Nothing in the data should be left out, so repeat it all exactly.

Provided information START

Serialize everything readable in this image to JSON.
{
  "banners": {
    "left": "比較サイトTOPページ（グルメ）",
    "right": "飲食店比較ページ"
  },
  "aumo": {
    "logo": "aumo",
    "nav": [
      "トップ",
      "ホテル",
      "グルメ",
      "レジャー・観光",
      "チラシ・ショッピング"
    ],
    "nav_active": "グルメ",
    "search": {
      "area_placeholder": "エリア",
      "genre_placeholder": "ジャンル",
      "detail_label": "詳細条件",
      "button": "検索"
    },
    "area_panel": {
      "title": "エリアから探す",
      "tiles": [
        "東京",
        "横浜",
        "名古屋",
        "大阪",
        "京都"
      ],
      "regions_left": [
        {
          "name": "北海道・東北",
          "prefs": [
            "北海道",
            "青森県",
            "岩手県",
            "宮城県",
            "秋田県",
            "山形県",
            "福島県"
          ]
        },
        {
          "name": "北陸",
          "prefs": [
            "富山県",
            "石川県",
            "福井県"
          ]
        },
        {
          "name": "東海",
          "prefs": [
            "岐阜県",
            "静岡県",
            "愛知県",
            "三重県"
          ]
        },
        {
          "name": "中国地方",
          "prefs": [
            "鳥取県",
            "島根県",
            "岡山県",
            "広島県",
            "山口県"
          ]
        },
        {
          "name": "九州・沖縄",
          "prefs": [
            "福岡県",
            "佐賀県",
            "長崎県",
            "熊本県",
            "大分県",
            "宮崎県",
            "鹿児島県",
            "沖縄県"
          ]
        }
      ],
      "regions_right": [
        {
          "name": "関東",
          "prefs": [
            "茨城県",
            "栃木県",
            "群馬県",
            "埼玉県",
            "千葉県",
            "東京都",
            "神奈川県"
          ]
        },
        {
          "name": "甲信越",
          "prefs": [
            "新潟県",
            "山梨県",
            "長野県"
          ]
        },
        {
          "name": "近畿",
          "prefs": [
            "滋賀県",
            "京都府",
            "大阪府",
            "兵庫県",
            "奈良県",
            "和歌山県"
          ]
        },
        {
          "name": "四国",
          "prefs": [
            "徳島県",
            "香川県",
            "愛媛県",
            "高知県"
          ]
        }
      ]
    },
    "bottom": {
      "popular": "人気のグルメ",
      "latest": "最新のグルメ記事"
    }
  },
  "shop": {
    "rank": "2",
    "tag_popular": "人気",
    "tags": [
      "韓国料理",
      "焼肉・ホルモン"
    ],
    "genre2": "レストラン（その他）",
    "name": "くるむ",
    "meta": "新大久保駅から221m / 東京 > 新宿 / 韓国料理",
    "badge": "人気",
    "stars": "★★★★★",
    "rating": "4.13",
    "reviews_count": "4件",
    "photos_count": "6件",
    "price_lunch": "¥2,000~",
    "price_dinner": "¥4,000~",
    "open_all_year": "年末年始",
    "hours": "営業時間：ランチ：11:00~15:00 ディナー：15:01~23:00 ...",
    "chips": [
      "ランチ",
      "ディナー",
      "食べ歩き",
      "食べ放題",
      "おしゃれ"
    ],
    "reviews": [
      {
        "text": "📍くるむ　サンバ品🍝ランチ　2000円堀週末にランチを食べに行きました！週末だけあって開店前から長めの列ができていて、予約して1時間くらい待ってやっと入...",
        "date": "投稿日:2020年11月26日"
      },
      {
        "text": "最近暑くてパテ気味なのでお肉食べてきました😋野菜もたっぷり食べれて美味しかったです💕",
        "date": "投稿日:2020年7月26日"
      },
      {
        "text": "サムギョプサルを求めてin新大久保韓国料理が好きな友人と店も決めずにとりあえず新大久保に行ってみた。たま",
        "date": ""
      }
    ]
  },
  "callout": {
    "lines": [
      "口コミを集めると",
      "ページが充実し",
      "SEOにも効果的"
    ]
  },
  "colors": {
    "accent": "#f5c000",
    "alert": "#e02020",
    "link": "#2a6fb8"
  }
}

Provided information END

◆ Problem solution:
Serialize everything readable in this image to JSON.
{
  "banners": {
    "left": "比較サイトTOPページ（グルメ）",
    "right": "飲食店比較ページ"
  },
  "aumo": {
    "logo": "aumo",
    "nav": [
      "トップ",
      "ホテル",
      "グルメ",
      "レジャー・観光",
      "チラシ・ショッピング"
    ],
    "nav_active": "グルメ",
    "search": {
      "area_placeholder": "エリア",
      "genre_placeholder": "ジャンル",
      "detail_label": "詳細条件",
      "button": "検索"
    },
    "area_panel": {
      "title": "エリアから探す",
      "tiles": [
        "東京",
        "横浜",
        "名古屋",
        "大阪",
        "京都"
      ],
      "regions_left": [
        {
          "name": "北海道・東北",
          "prefs": [
            "北海道",
            "青森県",
            "岩手県",
            "宮城県",
            "秋田県",
            "山形県",
            "福島県"
          ]
        },
        {
          "name": "北陸",
          "prefs": [
            "富山県",
            "石川県",
            "福井県"
          ]
        },
        {
          "name": "東海",
          "prefs": [
            "岐阜県",
            "静岡県",
            "愛知県",
            "三重県"
          ]
        },
        {
          "name": "中国地方",
          "prefs": [
            "鳥取県",
            "島根県",
            "岡山県",
            "広島県",
            "山口県"
          ]
        },
        {
          "name": "九州・沖縄",
          "prefs": [
            "福岡県",
            "佐賀県",
            "長崎県",
            "熊本県",
            "大分県",
            "宮崎県",
            "鹿児島県",
            "沖縄県"
          ]
        }
      ],
      "regions_right": [
        {
          "name": "関東",
          "prefs": [
            "茨城県",
            "栃木県",
            "群馬県",
            "埼玉県",
            "千葉県",
            "東京都",
            "神奈川県"
          ]
        },
        {
          "name": "甲信越",
          "prefs": [
            "新潟県",
            "山梨県",
            "長野県"
          ]
        },
        {
          "name": "近畿",
          "prefs": [
            "滋賀県",
            "京都府",
            "大阪府",
            "兵庫県",
            "奈良県",
            "和歌山県"
          ]
        },
        {
          "name": "四国",
          "prefs": [
            "徳島県",
            "香川県",
            "愛媛県",
            "高知県"
          ]
        }
      ]
    },
    "bottom": {
      "popular": "人気のグルメ",
      "latest": "最新のグルメ記事"
    }
  },
  "shop": {
    "rank": "2",
    "tag_popular": "人気",
    "tags": [
      "韓国料理",
      "焼肉・ホルモン"
    ],
    "genre2": "レストラン（その他）",
    "name": "くるむ",
    "meta": "新大久保駅から221m / 東京 > 新宿 / 韓国料理",
    "badge": "人気",
    "stars": "★★★★★",
    "rating": "4.13",
    "reviews_count": "4件",
    "photos_count": "6件",
    "price_lunch": "¥2,000~",
    "price_dinner": "¥4,000~",
    "open_all_year": "年末年始",
    "hours": "営業時間：ランチ：11:00~15:00 ディナー：15:01~23:00 ...",
    "chips": [
      "ランチ",
      "ディナー",
      "食べ歩き",
      "食べ放題",
      "おしゃれ"
    ],
    "reviews": [
      {
        "text": "📍くるむ　サンバ品🍝ランチ　2000円堀週末にランチを食べに行きました！週末だけあって開店前から長めの列ができていて、予約して1時間くらい待ってやっと入...",
        "date": "投稿日:2020年11月26日"
      },
      {
        "text": "最近暑くてパテ気味なのでお肉食べてきました😋野菜もたっぷり食べれて美味しかったです💕",
        "date": "投稿日:2020年7月26日"
      },
      {
        "text": "サムギョプサルを求めてin新大久保韓国料理が好きな友人と店も決めずにとりあえず新大久保に行ってみた。たま",
        "date": ""
      }
    ]
  },
  "callout": {
    "lines": [
      "口コミを集めると",
      "ページが充実し",
      "SEOにも効果的"
    ]
  },
  "colors": {
    "accent": "#f5c000",
    "alert": "#e02020",
    "link": "#2a6fb8"
  }
}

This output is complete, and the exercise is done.